Results of the Life After Cancer Epidemiology (LACE) study reported at the 2010 San Antonio Breast Cancer Symposium indicate that taking multivitamins with minerals may be beneficial in lowering a woman's risk of breast cancer recurrence and death. Breast cancer patients are more frequent users of multivitamins than healthy populations (approximately 60% compared to 38% in one large survey), yet no studies to date have examined the association between multivitamin use and prognosis.

The study included 2,240 women aged 18 to 70 who were patients of the Kaiser Permanente Northern California health care system and were diagnosed with nonmetastatic breast cancer between 1997 and 2000. The women entered the study two years post-diagnosis, on average. A mailed questionnaire was used to collect information on multivitamin use for five years before diagnosis and since breast cancer diagnosis, in addition to other lifestyle factors and demographic information. Tumor and treatment characteristics were determined using Kaiser Permanente Northern California Cancer Registry and clinical databases. Outcomes, including recurrence and death from any cause, were determined once per year using a mailed questionnaire and verified by medical record review. A total of 363 recurrences, 202 breast cancer deaths, and 372 deaths from all causes had occurred by May 7, 2010.

Forty-nine percent of study participants reported taking multivitamins with minerals before breast cancer diagnosis and 65% reported taking them after diagnosis. Thirteen percent and 19% of participants reported taking multivitamins without minerals pre- and post-diagnosis, respectively.
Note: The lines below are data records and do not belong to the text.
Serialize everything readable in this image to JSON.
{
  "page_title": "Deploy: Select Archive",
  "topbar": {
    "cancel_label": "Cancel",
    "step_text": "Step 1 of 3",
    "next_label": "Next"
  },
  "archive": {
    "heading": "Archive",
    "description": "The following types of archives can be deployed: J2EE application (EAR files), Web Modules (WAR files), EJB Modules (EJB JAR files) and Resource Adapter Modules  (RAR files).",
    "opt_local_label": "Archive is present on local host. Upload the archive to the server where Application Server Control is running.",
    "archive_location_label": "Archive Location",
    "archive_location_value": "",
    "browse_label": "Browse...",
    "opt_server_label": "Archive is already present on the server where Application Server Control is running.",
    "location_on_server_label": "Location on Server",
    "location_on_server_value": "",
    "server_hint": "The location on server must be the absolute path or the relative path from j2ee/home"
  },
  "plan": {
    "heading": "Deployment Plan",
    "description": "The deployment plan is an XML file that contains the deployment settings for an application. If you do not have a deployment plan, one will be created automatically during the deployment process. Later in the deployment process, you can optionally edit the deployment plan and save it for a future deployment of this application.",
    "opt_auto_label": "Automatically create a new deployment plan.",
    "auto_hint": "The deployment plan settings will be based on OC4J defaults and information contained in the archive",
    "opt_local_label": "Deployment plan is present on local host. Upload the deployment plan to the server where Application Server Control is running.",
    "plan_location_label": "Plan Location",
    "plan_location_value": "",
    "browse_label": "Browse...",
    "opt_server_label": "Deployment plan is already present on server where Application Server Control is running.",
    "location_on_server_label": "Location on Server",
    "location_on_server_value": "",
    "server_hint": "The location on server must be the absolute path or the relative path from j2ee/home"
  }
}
Taking multivitamins with minerals after diagnosis was found to be associated with a 20% lower risk of recurrence and 29% lower risk of breast cancer-specific death compared to never using multivitamins. Continual use of multivitamins with minerals from the pre- to post-diagnosis period at least three times/week compared to never use was found to be associated with a 31% lower risk of recurrence. However, this result might be valid only for women who underwent radiotherapy as part of their breast cancer treatment since when the results were analyzed by treatment type, women who underwent radiation treatment benefitted the most. No associations were found for taking multivitamins without minerals and breast cancer recurrence, breast cancer-specific death or overall mortality.

Comments regarding the study

This study is the first to examine multivitamin use and breast cancer outcomes, but there have been a number of studies examining the associations between vitamin use and risk of breast cancer. Some of these studies have reported disturbing results, indicating that vitamins could increase breast cancer risk for some women, especially those who are not actually deficient. The above study controls for many breast cancer-related risk factors, but suffers from recall bias and a relatively small sample size of multivitamin without mineral use (which makes it impossible to interpret the finding that only multivitamin formulations that also include minerals such as calcium, magnesium and zinc improve outcomes). Also, women who take multivitamins may be more likely to eat a healthy diet, which could also influence prognosis.